In less than a month Jess and Clem land on US bookshelves – and the pre-publication reviews for The Big Lie so far have been stellar.
Booklist call it “a doozy of a concept, well-realized” before going on to say:
“An outstanding feature is Mayhew’s refusal to offer easy answers and pigeonhole characters; she respects the reader’s ability to handle ambiguity. Mayhew’s careful research and richly detailed plot create a frighteningly real world, and her thoughtful afterword explicitly spells out questions about our right and responsibility to create change through revolution.”
The novel earns a much sought-after starred review in Publishers Weekly and is summed up thus:
“Mayhew manages two feats, both crucial: she creates a believable modern-day Nazi society built on rules, silence, and surveillance, and a compelling depiction of a girl caught between what she has always been taught and what she is coming to suspect is true. As Jessika discovers, the truth is both dangerous and liberating.”
Kirkus Reviews, meanwhile, draws parallels between The Big Lie and North Korea – interesting – and has this to say:
“Readers who know their World War II history and enjoy extremely unreliable narrators will find great satisfaction in puzzling out the truth behind the horrors Jess leaves unspoken.”
Fingers crossed bloggers and readers feel the same come publication day.
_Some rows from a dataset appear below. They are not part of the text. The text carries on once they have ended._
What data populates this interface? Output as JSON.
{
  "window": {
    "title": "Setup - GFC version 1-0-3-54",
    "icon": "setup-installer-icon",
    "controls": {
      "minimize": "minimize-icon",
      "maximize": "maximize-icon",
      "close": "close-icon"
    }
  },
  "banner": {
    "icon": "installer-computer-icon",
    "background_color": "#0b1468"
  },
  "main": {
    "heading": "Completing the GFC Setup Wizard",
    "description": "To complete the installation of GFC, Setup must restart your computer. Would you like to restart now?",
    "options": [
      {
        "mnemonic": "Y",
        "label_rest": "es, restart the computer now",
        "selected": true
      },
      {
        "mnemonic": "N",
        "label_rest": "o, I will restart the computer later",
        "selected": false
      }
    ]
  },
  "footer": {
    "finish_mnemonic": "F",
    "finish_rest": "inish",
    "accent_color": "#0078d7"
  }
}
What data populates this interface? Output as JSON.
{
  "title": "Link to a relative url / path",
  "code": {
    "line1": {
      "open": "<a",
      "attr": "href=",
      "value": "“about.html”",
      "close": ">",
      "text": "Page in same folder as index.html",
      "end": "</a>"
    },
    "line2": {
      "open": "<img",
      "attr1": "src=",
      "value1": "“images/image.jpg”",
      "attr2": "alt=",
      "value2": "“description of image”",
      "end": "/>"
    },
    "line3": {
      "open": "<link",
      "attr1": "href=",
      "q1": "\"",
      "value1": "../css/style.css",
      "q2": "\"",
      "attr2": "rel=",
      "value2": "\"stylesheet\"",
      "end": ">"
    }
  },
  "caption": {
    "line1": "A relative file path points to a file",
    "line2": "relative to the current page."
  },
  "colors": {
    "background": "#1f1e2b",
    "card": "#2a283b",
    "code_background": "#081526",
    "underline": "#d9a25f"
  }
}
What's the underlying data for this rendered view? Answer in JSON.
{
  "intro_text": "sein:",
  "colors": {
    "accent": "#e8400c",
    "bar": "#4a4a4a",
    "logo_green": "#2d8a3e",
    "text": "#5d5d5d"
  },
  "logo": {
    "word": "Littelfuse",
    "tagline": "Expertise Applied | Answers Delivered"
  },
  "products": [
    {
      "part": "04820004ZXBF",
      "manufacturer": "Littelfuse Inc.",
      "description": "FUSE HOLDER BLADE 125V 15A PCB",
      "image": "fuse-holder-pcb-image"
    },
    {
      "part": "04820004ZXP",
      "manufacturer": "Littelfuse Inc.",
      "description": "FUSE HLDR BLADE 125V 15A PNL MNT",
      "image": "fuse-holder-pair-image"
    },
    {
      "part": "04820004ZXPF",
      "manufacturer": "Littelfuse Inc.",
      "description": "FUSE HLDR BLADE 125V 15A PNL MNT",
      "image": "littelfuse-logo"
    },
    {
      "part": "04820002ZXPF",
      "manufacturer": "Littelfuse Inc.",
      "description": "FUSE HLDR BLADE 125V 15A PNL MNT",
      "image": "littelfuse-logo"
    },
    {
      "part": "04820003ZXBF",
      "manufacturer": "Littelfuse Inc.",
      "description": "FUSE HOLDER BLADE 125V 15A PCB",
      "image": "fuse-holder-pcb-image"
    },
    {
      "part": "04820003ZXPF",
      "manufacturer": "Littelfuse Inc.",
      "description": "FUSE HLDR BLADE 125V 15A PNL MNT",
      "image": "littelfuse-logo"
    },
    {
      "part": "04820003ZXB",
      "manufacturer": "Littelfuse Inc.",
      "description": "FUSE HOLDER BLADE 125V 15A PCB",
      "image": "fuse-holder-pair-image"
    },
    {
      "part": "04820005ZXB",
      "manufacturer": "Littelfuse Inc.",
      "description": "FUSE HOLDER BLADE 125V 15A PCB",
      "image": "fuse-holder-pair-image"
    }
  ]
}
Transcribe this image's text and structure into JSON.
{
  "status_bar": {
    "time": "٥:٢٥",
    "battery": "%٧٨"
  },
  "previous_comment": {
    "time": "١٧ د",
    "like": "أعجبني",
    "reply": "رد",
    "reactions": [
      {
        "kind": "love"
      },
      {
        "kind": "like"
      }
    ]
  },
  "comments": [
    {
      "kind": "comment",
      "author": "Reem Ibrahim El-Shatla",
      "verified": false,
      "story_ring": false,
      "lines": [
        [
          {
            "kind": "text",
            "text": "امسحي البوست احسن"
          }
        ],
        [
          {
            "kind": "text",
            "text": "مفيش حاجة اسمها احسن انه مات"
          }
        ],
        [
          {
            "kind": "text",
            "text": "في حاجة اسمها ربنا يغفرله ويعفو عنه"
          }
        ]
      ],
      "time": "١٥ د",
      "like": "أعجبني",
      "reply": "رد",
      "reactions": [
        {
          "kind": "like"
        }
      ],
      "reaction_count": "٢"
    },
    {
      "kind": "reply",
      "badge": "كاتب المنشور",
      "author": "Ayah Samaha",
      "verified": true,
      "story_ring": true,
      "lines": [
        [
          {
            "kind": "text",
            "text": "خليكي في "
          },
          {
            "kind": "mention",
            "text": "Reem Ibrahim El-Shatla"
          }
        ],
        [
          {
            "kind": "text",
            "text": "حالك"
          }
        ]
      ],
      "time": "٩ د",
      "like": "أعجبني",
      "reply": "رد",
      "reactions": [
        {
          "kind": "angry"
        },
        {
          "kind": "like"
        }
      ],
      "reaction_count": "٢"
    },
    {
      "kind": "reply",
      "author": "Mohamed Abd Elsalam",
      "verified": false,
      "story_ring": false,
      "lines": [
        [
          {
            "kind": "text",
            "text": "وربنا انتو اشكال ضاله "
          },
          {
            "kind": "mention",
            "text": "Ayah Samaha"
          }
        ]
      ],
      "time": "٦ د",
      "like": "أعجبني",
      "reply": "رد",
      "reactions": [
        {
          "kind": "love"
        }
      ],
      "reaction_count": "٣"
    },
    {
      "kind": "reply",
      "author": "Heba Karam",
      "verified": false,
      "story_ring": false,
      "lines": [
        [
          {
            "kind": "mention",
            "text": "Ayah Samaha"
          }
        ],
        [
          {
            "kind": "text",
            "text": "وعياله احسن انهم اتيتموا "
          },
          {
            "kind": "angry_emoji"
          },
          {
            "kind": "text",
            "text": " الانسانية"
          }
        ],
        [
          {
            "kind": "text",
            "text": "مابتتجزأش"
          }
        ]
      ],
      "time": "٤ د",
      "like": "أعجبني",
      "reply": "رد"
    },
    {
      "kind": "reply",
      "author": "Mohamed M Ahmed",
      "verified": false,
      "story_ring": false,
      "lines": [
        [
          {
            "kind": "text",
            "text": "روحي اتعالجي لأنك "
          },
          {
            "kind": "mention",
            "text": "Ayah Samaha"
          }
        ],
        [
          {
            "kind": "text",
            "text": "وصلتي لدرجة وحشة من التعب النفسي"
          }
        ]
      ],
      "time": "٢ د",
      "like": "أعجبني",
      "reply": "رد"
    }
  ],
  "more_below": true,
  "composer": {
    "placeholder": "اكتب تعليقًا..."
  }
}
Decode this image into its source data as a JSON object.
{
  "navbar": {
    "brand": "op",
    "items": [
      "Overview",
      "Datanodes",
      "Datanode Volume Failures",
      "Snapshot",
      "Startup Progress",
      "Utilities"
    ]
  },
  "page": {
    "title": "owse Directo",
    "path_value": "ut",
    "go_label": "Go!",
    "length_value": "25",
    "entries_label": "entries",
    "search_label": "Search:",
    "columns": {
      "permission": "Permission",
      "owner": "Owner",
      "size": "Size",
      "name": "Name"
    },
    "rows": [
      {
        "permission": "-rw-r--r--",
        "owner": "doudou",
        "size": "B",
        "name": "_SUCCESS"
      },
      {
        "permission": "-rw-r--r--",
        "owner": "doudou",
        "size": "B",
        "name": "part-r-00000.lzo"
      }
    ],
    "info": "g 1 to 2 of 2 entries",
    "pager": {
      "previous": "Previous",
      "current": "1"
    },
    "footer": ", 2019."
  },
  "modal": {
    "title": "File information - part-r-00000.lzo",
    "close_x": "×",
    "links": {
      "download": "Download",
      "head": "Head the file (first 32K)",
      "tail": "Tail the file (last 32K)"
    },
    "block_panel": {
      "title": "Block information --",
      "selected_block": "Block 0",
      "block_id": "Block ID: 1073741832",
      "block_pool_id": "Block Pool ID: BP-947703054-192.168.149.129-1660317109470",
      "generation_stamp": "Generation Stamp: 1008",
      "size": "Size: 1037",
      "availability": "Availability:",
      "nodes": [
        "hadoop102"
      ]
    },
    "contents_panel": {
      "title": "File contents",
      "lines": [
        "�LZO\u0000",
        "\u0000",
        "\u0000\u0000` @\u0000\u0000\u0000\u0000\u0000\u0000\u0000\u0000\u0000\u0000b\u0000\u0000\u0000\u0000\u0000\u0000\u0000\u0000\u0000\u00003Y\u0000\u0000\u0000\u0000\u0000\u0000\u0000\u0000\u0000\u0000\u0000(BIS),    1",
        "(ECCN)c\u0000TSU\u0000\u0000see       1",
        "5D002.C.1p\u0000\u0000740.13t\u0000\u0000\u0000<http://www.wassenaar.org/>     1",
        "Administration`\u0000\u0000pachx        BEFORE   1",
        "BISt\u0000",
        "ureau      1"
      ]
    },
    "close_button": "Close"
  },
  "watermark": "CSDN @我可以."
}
Roll on November 14th…
School Library Journal has awarded The Big Lie a starred review, describing the book as, “terrifying and eerily timely.”
Foreword Reviews agrees that the story is, “frightening in its realness,” and also awards the book a starred review.
“Mayhew’s grasp of German culture and the potential outcome of losing to Nazi forces gives The Big Lie a refreshing urgency,” says Foreword. “The Big Lie is a standout: a warning, a call to action, and a terrific novel.”